Action item – Scan the records below. List lines holding "Deductions".

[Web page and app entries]

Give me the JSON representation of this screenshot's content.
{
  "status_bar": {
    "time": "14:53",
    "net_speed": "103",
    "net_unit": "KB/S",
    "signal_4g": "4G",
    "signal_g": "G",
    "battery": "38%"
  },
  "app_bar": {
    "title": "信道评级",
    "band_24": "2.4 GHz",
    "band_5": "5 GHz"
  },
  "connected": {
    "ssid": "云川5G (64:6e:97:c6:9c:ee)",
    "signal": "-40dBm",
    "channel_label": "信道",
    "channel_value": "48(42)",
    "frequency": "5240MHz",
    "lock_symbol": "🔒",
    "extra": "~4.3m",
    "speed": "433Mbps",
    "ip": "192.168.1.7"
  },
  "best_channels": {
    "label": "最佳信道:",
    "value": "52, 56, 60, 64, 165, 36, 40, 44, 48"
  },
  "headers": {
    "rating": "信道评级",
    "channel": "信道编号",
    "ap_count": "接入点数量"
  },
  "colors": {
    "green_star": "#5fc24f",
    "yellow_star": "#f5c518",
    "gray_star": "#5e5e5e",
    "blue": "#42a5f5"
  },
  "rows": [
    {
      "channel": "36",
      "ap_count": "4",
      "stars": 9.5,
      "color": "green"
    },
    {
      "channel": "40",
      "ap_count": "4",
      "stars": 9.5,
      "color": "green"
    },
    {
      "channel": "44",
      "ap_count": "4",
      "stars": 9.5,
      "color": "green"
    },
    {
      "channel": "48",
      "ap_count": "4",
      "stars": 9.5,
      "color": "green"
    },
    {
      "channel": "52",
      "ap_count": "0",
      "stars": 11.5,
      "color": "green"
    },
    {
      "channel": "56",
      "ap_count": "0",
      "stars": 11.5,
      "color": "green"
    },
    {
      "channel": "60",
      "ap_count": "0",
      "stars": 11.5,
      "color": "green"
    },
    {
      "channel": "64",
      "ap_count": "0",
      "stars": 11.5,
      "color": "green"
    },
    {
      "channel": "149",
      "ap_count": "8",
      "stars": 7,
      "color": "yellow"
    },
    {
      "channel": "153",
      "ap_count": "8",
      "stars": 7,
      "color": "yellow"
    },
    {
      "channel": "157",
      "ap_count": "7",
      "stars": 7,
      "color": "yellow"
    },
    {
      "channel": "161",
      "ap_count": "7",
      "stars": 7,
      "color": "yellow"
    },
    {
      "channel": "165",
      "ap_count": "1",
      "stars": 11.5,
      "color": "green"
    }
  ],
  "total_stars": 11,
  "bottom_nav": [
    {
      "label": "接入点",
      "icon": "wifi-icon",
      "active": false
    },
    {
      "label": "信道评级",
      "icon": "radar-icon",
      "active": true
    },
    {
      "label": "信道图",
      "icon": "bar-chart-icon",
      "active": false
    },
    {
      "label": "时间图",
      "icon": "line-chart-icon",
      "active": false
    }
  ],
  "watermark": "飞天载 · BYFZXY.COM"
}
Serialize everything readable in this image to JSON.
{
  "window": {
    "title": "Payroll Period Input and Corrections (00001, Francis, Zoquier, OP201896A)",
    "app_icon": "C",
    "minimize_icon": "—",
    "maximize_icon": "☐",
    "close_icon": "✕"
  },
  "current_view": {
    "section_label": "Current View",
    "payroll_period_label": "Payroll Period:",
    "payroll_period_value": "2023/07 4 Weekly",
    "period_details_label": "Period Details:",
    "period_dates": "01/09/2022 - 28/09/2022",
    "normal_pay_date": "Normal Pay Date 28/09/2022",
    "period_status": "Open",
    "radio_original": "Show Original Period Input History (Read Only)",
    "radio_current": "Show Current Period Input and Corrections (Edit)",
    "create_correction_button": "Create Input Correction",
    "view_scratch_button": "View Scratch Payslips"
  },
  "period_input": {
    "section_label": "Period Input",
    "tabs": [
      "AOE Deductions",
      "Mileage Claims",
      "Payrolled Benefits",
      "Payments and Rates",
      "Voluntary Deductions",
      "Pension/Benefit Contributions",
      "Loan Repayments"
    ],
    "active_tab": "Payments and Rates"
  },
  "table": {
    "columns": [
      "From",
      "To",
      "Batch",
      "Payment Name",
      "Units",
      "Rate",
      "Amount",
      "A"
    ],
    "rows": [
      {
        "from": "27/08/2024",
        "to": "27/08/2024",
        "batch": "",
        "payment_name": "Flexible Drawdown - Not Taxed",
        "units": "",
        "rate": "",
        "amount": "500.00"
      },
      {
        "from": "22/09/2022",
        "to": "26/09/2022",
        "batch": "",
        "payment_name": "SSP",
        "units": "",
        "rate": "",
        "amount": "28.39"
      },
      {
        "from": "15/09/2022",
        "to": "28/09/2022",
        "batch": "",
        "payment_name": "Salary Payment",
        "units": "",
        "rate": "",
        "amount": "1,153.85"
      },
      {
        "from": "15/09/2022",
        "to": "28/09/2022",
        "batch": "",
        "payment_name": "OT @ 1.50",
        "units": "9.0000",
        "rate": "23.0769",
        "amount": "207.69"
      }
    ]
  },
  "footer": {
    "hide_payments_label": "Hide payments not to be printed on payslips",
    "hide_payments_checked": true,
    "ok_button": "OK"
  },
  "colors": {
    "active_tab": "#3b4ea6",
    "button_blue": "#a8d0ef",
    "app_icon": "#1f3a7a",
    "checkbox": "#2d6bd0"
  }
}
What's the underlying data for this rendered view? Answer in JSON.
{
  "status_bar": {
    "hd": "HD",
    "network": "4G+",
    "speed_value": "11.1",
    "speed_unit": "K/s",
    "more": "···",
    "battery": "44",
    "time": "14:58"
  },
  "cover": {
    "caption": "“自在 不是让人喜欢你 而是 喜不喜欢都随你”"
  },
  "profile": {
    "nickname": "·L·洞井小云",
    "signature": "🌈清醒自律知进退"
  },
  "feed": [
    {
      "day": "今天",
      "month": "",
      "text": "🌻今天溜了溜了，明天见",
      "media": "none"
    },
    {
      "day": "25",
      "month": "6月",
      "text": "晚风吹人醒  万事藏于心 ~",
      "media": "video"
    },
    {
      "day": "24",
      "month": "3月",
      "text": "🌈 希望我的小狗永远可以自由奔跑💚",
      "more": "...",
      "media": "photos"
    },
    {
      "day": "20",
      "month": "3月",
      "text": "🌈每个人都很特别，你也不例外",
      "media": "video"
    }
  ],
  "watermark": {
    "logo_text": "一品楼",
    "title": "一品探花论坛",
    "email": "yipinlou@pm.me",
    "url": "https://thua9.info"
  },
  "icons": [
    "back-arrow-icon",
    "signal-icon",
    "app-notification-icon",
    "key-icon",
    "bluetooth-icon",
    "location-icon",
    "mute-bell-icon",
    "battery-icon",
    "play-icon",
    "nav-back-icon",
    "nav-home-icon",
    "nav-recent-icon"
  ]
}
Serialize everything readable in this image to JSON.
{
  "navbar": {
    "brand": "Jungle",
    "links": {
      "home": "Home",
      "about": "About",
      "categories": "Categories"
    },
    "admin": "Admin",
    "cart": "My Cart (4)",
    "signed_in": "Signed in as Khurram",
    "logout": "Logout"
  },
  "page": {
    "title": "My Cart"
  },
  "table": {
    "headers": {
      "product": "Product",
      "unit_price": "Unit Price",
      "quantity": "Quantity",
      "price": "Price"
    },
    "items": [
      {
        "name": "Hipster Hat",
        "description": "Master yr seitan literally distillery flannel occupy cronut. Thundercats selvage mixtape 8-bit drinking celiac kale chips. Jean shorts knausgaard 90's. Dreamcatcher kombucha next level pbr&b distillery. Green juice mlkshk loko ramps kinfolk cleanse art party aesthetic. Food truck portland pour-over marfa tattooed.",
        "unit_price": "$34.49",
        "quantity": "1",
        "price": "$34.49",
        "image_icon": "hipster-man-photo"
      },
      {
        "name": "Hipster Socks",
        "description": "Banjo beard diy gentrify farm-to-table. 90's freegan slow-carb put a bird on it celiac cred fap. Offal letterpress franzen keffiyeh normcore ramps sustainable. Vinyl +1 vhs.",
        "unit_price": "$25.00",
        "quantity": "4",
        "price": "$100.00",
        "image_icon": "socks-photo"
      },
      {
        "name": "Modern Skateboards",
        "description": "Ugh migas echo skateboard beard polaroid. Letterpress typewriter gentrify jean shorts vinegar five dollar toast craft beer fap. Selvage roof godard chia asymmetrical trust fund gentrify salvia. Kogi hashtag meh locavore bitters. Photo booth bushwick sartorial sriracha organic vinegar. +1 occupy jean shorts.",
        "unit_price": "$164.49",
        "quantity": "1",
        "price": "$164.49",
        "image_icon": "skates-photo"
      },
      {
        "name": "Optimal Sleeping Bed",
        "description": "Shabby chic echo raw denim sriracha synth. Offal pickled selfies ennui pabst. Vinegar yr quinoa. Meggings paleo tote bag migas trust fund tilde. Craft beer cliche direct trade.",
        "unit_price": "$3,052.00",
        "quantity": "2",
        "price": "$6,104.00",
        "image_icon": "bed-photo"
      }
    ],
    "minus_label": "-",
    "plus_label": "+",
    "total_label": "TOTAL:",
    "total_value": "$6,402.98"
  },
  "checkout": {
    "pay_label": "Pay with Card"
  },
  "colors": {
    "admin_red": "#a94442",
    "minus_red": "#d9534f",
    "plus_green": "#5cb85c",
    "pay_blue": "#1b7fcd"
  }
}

Answer section –
      "AOE Deductions",
      "Voluntary Deductions",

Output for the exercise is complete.